For centuries, humans have looked for ways to preserve food. Common methods for preserving meat included salting, drying and smoking, which made it easy to store or transport. Preserving other food varieties proved more difficult.
Warring parties struggled to keep their armies fed. Battles were usually fought in the summer and early fall when food was easily replenished. Both sides understood that winter battles were rare because of the lack of food. In many cases, soldiers returned to their homes for the winter and regrouped in the spring. Napoleon Bonaparte was largely responsible for changing that aspect of warfare.
In the first decade of the nineteenth century, Napoleon’s French Army and its allies fought in what is referred to as the Napoleonic Wars (1803-1815). One of Napoleon’s main difficulties was keeping his quarter of a million soldiers fed. It was Napoleon who said, “An army marches on its stomach,” which means that to be effective an army needs a constant supply of good food. If Napoleon could find a way to keep his soldiers fed, they could continue to fight year-round. This tactic would give Napoleon the advantage.
In the early years of the Napoleonic Wars, the French government offered a prize of 12,000 francs to anyone who could devise an inexpensive method for the preservation of large amounts of food. In 1809, French confectioner Nicolas Appert displayed bottles of fruits and vegetables preserved in sealed glass bottles. The food only spoiled if the seal was broken. Appert, who is considered the father of canning, won the prize on the condition that he would share his process with the public. The process was slow, expensive, and the bottles were easily broken. The Napoleonic Wars ended before the canning process was perfected.
In 1810, British merchant Peter Durand patented the first process to seal food in cans rather than in glass bottles. In 1811, a Londoner named Bryan Donkin bought Durand’s patent, developed Appert’s process further, and packaged food in sealed air-tight cans made from tinned wrought iron. The process was still expensive as each can was made one at a time by hand at a rate of about six per hour. Eating the expensive canned foods became a status symbol for the upper crust to flaunt their wealth. Although canned food was too expensive for ordinary citizens, the British Army and Royal Navy provided canned food for its men. Wars remained the main demand for canned food.
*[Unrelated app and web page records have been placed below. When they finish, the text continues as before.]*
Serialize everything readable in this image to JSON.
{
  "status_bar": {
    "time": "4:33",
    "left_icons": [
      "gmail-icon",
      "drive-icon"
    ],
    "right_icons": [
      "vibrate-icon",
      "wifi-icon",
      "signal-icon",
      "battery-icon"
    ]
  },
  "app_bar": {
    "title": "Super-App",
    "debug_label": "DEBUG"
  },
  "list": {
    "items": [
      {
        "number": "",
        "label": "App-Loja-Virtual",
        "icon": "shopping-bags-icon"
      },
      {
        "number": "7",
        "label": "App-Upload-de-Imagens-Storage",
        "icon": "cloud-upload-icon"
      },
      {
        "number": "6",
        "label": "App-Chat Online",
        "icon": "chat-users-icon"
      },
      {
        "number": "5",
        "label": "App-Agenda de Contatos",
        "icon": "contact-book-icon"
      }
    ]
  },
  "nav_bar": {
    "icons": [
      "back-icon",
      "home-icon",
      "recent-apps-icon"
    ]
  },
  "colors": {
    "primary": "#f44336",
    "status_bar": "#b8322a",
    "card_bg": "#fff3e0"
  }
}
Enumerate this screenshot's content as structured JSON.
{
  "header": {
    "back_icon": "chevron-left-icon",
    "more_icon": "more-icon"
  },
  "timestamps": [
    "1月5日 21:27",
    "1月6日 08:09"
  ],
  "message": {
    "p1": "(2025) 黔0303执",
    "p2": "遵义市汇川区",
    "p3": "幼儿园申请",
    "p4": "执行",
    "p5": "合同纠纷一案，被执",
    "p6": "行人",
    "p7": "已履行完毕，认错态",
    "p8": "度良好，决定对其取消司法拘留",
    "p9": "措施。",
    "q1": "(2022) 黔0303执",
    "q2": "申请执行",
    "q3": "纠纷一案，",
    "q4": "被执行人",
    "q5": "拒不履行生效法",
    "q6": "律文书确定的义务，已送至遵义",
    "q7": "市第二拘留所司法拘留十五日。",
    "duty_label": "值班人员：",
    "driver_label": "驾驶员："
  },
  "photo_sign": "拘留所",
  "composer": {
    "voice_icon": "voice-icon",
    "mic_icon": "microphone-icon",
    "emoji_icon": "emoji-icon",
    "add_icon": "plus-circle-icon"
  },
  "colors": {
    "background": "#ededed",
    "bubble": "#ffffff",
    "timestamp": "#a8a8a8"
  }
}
Hungry people used varying methods to get into the cans with varying success. The cans were so tough that manufacturers printed instructions on each can explaining the method to open them with a hammer and chisel. Soldiers on the battlefield often cut their hands and fingers as they struggled with their bayonets and knives to open the cans. Another common method was to smash the cans with whatever was handy, which usually resulted in spillage of most of the can’s contents.
In the early 1850s, manufacturers began using steel rather than wrought iron in their cans. The steel cans were thinner, lighter, and easier to open. As the thinner cans became more common, clerks in grocery stores opened cans for customers to take home.
In 1858, Ezra J. Warner patented the first practical can opener, which was little more than a blade that cut into the lid. The user repeated the cuts all the way around the can in a sawing fashion until the lid was able to be opened enough to get the contents out. It’s hard to believe that the first can opener was invented almost 50 years after the invention of the tin can. The standard toothed wheel can opener, the one found in most homes today, was invented in 1926, over 110 years after the tin can was first patented.
1. Eschner, Kat. “Why the Can Opener Wasn’t Invented Until Almost 50 Years After the Can.” Smithsonian Magazine. August 24, 2017. smithsonianmag.com/smart-news/
why-can-opener-wasnt-invented- until-almost-50-years-after- can-180964590/.
2. Wisdom Biscuits. “How Did People Open Cans Before Can Openers Were Invented?.” Accessed September 18, 2021. wisdombiscuits.com/how-did-
To report an issue or typo with this article – CLICK HERE